Tuesday, May 12, 2009
Giro Diary Stage 4: The Real Racing Begins!
by Chris Horner
Today was the first day in the big mountains for this year's Giro d'Italia. It is an unusual start for a Grand Tour, since the first week is generally flat. But that reflects the uniqueness of this year's Giro - which will make it exciting to be a part of and watch, since it will be very unpredictable all the way to the end!
Six miles into today's stage, the day's break went clear. With Jens Voight in the break, everyone knew that the break actually stood a good chance of going all the way to the finish. The man is known as a monster on the bike, especially in breaks, and if you let him off the leash even just a little, you will really regret it later.
The pace was fast but steady all day. On the first big climb of the day I was expecting the race to heat up and fireworks to fly. Instead, it was very steady and smooth all the way to the top. With a crazy decent following, it was crucial to be at the front of the bunch over the top of the climb, since there were lots of tight turns and narrow roads to get through before we hit the bottom. The Astana team rode as a group near the front up the first climb and down the decent to make sure that we stayed out of trouble.
The middle part of the race was about maintaining the status quo. A few teams were working to keep the break in check, and our team focused on the details - staying near the front and out of trouble, eating and drinking to keep our energy up (snickers and cokes for me, and healthy stuff for everyone else), and keeping tabs on things to make sure we didn't miss anything.
Just before the last climb there was another crash next to me. I narrowly avoided going down and had to ride on the sidewalk for a short time to avoid the carnage. Luckily, for once, there was no one on the sidewalk at that moment! It seems that, just maybe, I have paid my dues to the crash gods, at least for now... The close calls are stealing some energy, but they don't seem to want any skin. Knock on wood! Keep your fingers crossed for me - I'm hoping it will stay that way all the way to Rome!
When we hit the last climb of the day, the pace was still very steady and smooth. Both Levi and Lance were looking smooth at the front for Team Astana, and we had a total of six riders in the front group. It was a good situation for us, since it gave us good numbers in case anything went wrong.
The real attacks didn't start until 2 km to go to the finish. It was clear to see that even after all the talk from the big Italian riders about putting the pressure on us today, none of the big names wanted to show their cards this early in the race.

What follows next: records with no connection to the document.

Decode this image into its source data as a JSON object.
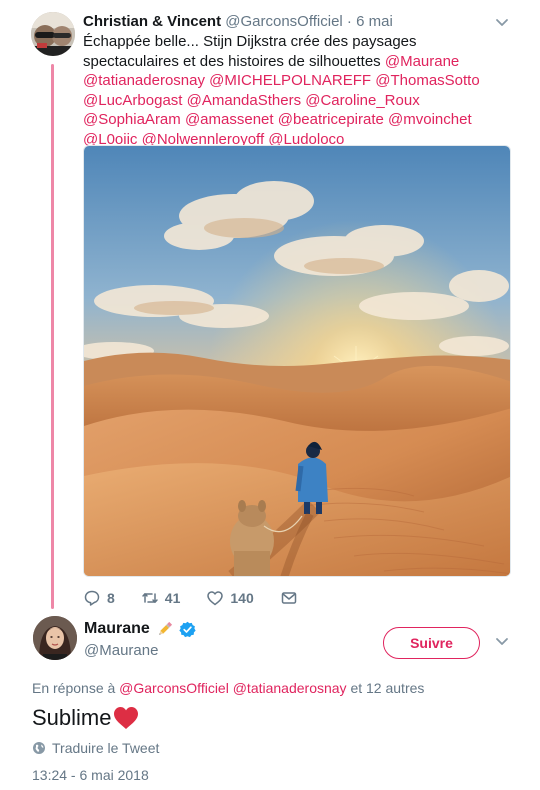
{
  "parent_tweet": {
    "author_name": "Christian & Vincent",
    "author_handle": "@GarconsOfficiel",
    "separator": " · ",
    "date": "6 mai",
    "text_line1": "Échappée belle... Stijn Dijkstra crée des paysages",
    "text_line2": "spectaculaires et des histoires de silhouettes ",
    "mentions": {
      "m1": "@Maurane",
      "m2": "@tatianaderosnay",
      "m3": "@MICHELPOLNAREFF",
      "m4": "@ThomasSotto",
      "m5": "@LucArbogast",
      "m6": "@AmandaSthers",
      "m7": "@Caroline_Roux",
      "m8": "@SophiaAram",
      "m9": "@amassenet",
      "m10": "@beatricepirate",
      "m11": "@mvoinchet",
      "m12": "@L0oiic",
      "m13": "@Nolwennleroyoff",
      "m14": "@Ludoloco"
    },
    "counts": {
      "replies": "8",
      "retweets": "41",
      "likes": "140"
    },
    "icons": {
      "reply": "reply-icon",
      "retweet": "retweet-icon",
      "like": "heart-outline-icon",
      "dm": "envelope-icon",
      "more": "chevron-down-icon"
    }
  },
  "reply_tweet": {
    "author_name": "Maurane",
    "author_handle": "@Maurane",
    "follow_label": "Suivre",
    "reply_prefix": "En réponse à ",
    "reply_to1": "@GarconsOfficiel",
    "reply_to2": "@tatianaderosnay",
    "reply_suffix": " et 12 autres",
    "text": "Sublime",
    "translate_label": "Traduire le Tweet",
    "timestamp": "13:24 - 6 mai 2018",
    "icons": {
      "pencil": "pencil-emoji-icon",
      "verified": "verified-badge-icon",
      "heart": "red-heart-emoji-icon",
      "globe": "globe-icon",
      "more": "chevron-down-icon"
    }
  },
  "colors": {
    "accent": "#e0245e",
    "text": "#14171a",
    "secondary": "#657786",
    "verified": "#1da1f2",
    "heart": "#e0245e"
  }
}
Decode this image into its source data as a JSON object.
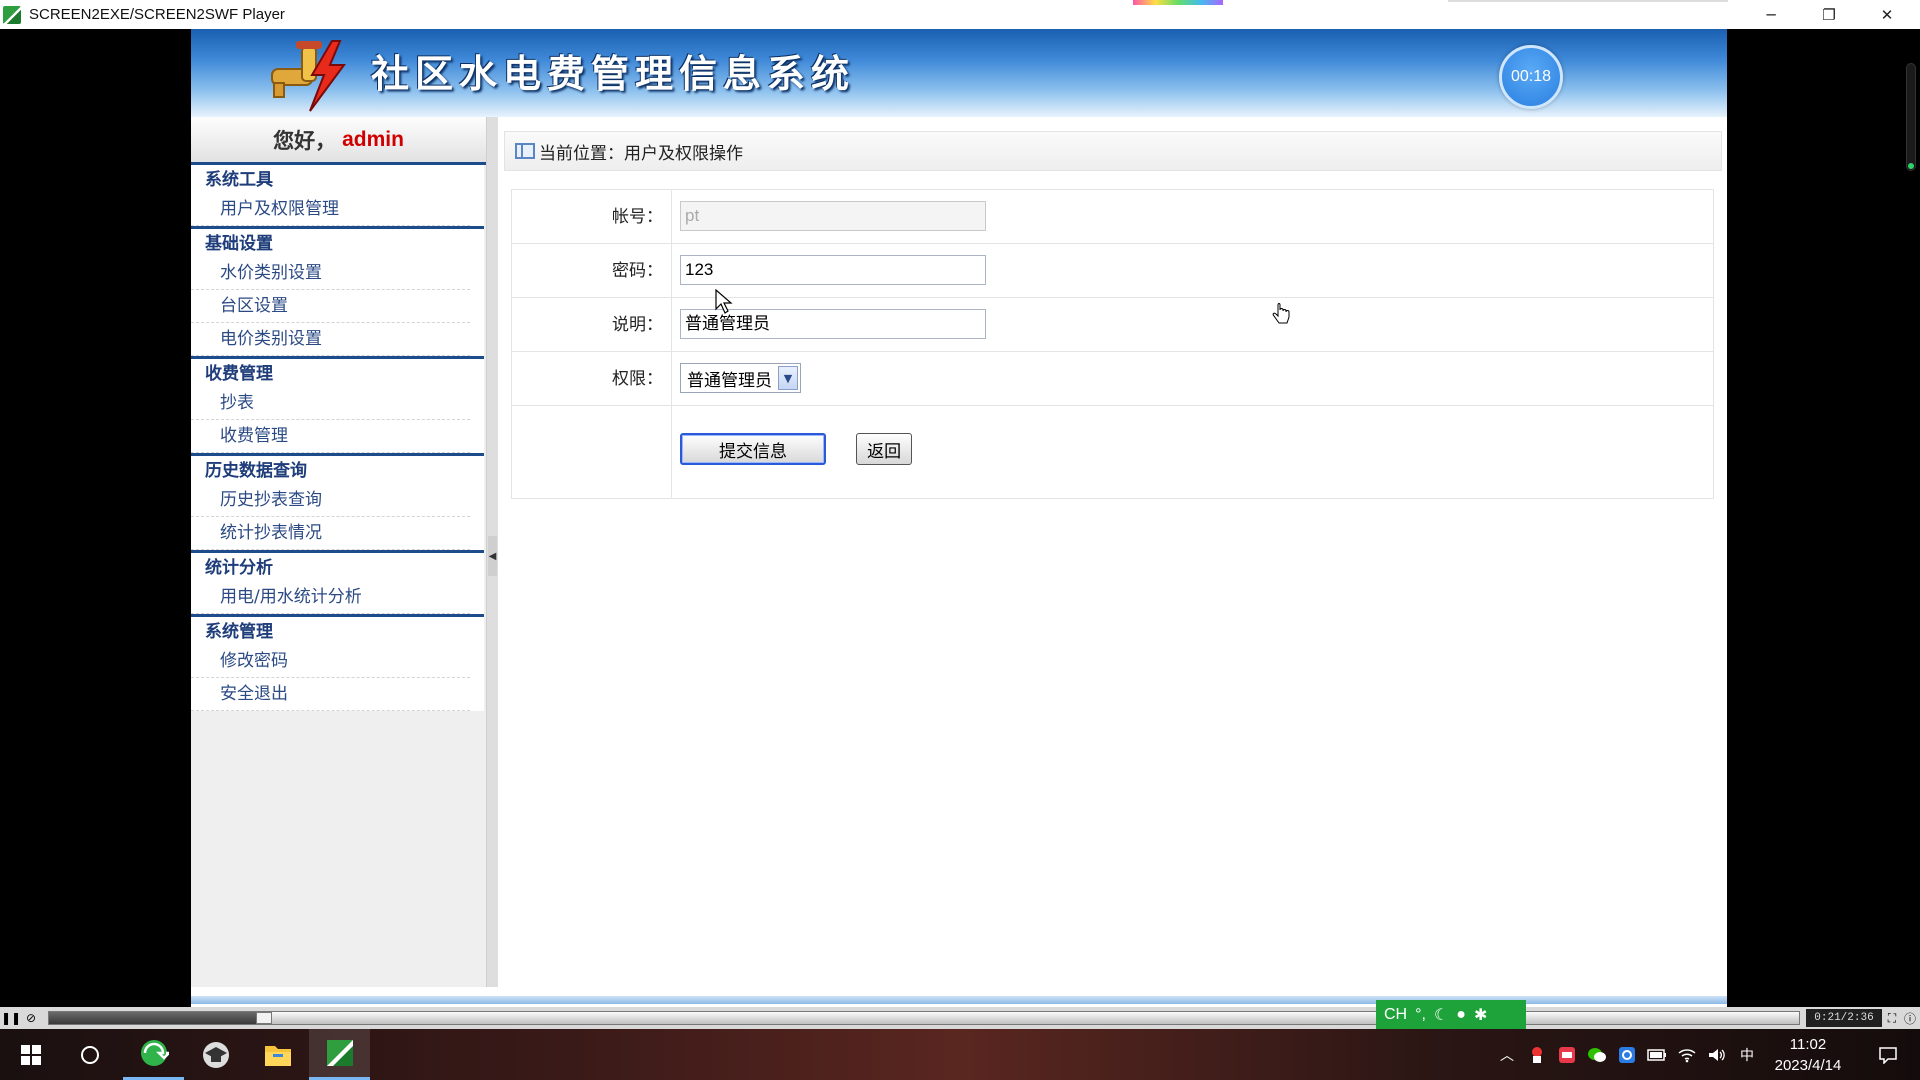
{
  "window": {
    "title": "SCREEN2EXE/SCREEN2SWF Player",
    "minimize_glyph": "─",
    "restore_glyph": "❐",
    "close_glyph": "✕"
  },
  "banner": {
    "system_title": "社区水电费管理信息系统",
    "timer": "00:18"
  },
  "sidebar": {
    "greeting": "您好，",
    "username": "admin",
    "groups": [
      {
        "title": "系统工具",
        "items": [
          "用户及权限管理"
        ]
      },
      {
        "title": "基础设置",
        "items": [
          "水价类别设置",
          "台区设置",
          "电价类别设置"
        ]
      },
      {
        "title": "收费管理",
        "items": [
          "抄表",
          "收费管理"
        ]
      },
      {
        "title": "历史数据查询",
        "items": [
          "历史抄表查询",
          "统计抄表情况"
        ]
      },
      {
        "title": "统计分析",
        "items": [
          "用电/用水统计分析"
        ]
      },
      {
        "title": "系统管理",
        "items": [
          "修改密码",
          "安全退出"
        ]
      }
    ]
  },
  "breadcrumb": {
    "prefix": "当前位置：",
    "location": "用户及权限操作"
  },
  "form": {
    "account_label": "帐号：",
    "account_value": "pt",
    "password_label": "密码：",
    "password_value": "123",
    "desc_label": "说明：",
    "desc_value": "普通管理员",
    "role_label": "权限：",
    "role_selected": "普通管理员",
    "submit_label": "提交信息",
    "back_label": "返回"
  },
  "player": {
    "time": "0:21/2:36",
    "progress": 0.118
  },
  "ime": {
    "lang": "CH",
    "punct": "°,"
  },
  "taskbar": {
    "ime_lang": "中",
    "time": "11:02",
    "date": "2023/4/14"
  }
}
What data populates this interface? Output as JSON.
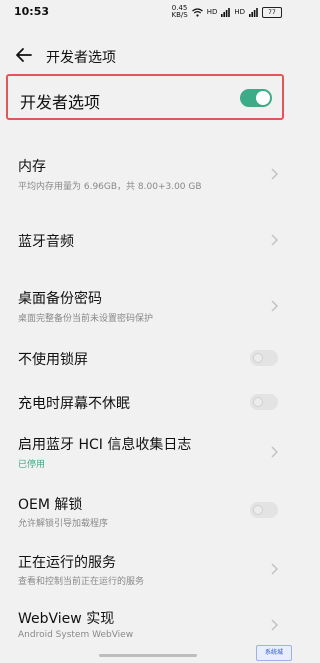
{
  "status_bar": {
    "time": "10:53",
    "network_speed": "0.45",
    "network_speed_unit": "KB/S",
    "signal_left_label": "HD",
    "signal_right_label": "HD",
    "battery": "77",
    "icons": [
      "wifi-icon",
      "signal-icon",
      "signal-icon",
      "battery-icon"
    ]
  },
  "header": {
    "title": "开发者选项"
  },
  "master_toggle": {
    "label": "开发者选项",
    "state": "on",
    "color": "#3bab88"
  },
  "items": [
    {
      "label": "内存",
      "sub": "平均内存用量为 6.96GB，共 8.00+3.00 GB",
      "control": "chevron"
    },
    {
      "label": "蓝牙音频",
      "sub": "",
      "control": "chevron"
    },
    {
      "label": "桌面备份密码",
      "sub": "桌面完整备份当前未设置密码保护",
      "control": "chevron"
    },
    {
      "label": "不使用锁屏",
      "sub": "",
      "control": "toggle",
      "state": "off"
    },
    {
      "label": "充电时屏幕不休眠",
      "sub": "",
      "control": "toggle",
      "state": "off"
    },
    {
      "label": "启用蓝牙 HCI 信息收集日志",
      "sub": "已停用",
      "control": "chevron"
    },
    {
      "label": "OEM 解锁",
      "sub": "允许解锁引导加载程序",
      "control": "toggle",
      "state": "off"
    },
    {
      "label": "正在运行的服务",
      "sub": "查看和控制当前正在运行的服务",
      "control": "chevron"
    },
    {
      "label": "WebView 实现",
      "sub": "Android System WebView",
      "control": "chevron"
    }
  ],
  "watermark": {
    "text": "系统城"
  }
}
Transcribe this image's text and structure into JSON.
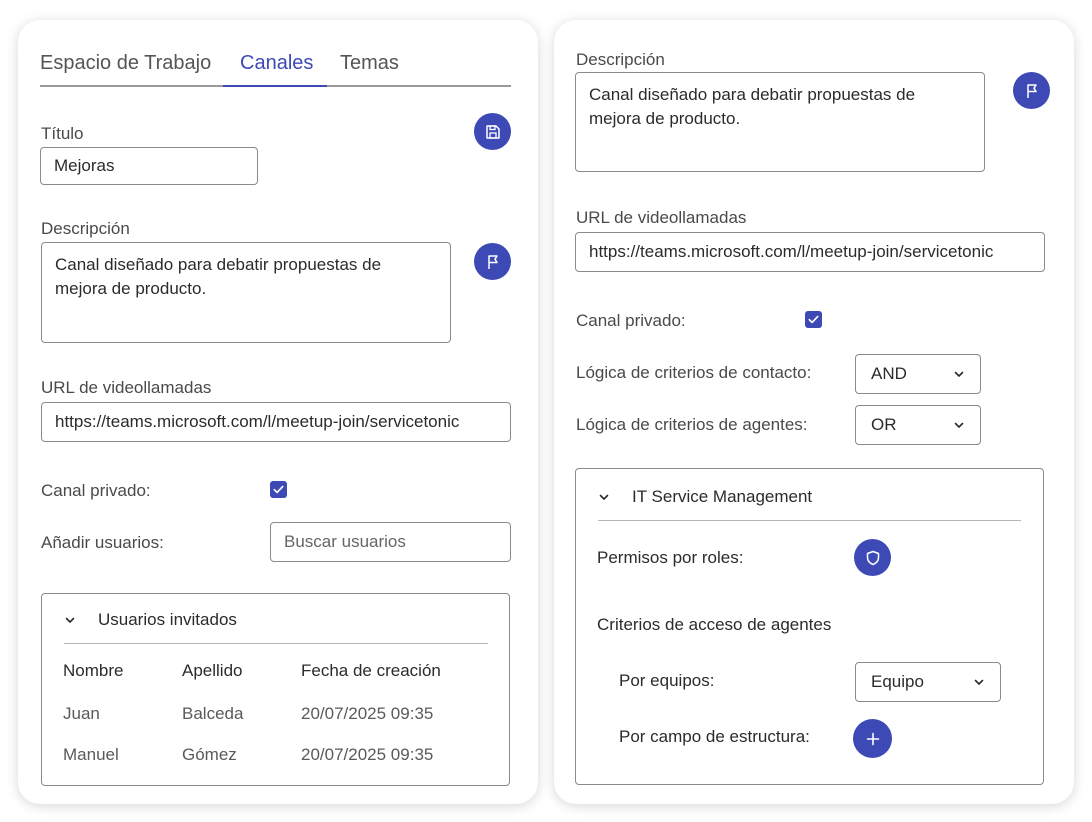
{
  "colors": {
    "accent": "#3d4ab5",
    "border": "#8a8a8a",
    "text": "#2b2b2b",
    "muted": "#5a5a5a"
  },
  "left": {
    "tabs": [
      {
        "label": "Espacio de Trabajo",
        "active": false
      },
      {
        "label": "Canales",
        "active": true
      },
      {
        "label": "Temas",
        "active": false
      }
    ],
    "title_label": "Título",
    "title_value": "Mejoras",
    "save_icon": "save-icon",
    "description_label": "Descripción",
    "description_value": "Canal diseñado para debatir propuestas de\nmejora de producto.",
    "flag_icon": "flag-icon",
    "url_label": "URL de videollamadas",
    "url_value": "https://teams.microsoft.com/l/meetup-join/servicetonic",
    "private_label": "Canal privado:",
    "private_checked": true,
    "add_users_label": "Añadir usuarios:",
    "search_placeholder": "Buscar usuarios",
    "invited": {
      "title": "Usuarios invitados",
      "columns": [
        "Nombre",
        "Apellido",
        "Fecha de creación"
      ],
      "rows": [
        [
          "Juan",
          "Balceda",
          "20/07/2025 09:35"
        ],
        [
          "Manuel",
          "Gómez",
          "20/07/2025 09:35"
        ]
      ]
    }
  },
  "right": {
    "description_label": "Descripción",
    "description_value": "Canal diseñado para debatir propuestas de\nmejora de producto.",
    "flag_icon": "flag-icon",
    "url_label": "URL de videollamadas",
    "url_value": "https://teams.microsoft.com/l/meetup-join/servicetonic",
    "private_label": "Canal privado:",
    "private_checked": true,
    "contact_logic_label": "Lógica de criterios de contacto:",
    "contact_logic_value": "AND",
    "agent_logic_label": "Lógica de criterios de agentes:",
    "agent_logic_value": "OR",
    "itsm": {
      "title": "IT Service Management",
      "role_perms_label": "Permisos por roles:",
      "shield_icon": "shield-icon",
      "agent_access_label": "Criterios de acceso de agentes",
      "by_team_label": "Por equipos:",
      "by_team_value": "Equipo",
      "by_field_label": "Por campo de estructura:",
      "plus_icon": "plus-icon"
    }
  }
}
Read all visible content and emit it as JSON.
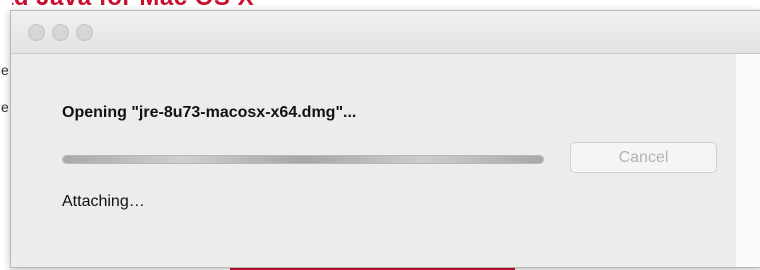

We finished with a pretty big bunch, with only small time gaps separating the group at the finish. Our only problem came when Lance suffered a mechanical going into the finish, but two of our teammates were there to look after him, they were able to limit the time losses to the line to only 15 seconds.
So far my legs are holding up really well. But, I seem to be missing a just a little something that I can't put my finger on. It feels more like nerves though instead of a shortage in power or fitness. Not sure what it is, but it doesn't seem to be having a big affect on my racing at this point. And, it really might be the nerves and emotions of being at the Giro! It's been a while since I've raced a Grand Tour that I can't tell! But I guess I'll find out soon enough! With so much hard racing to come, I'm hoping it will pass soon so I can focus on using all of my energy for team!
Tomorrow is a short stage, but it should be exciting, since there will be lots of fresh bodies going into the finish. We should see some serious fireworks on the final climb with such a hard finish and such small time gaps between the superstars on the general classification. The pink jersey could be up for grabs and there are many riders who would love to take it from Columbia's young star, Thomas Lövkvist, if they have a chance! It should be quite a show!!!!
Thanks for reading! Until tomorrow...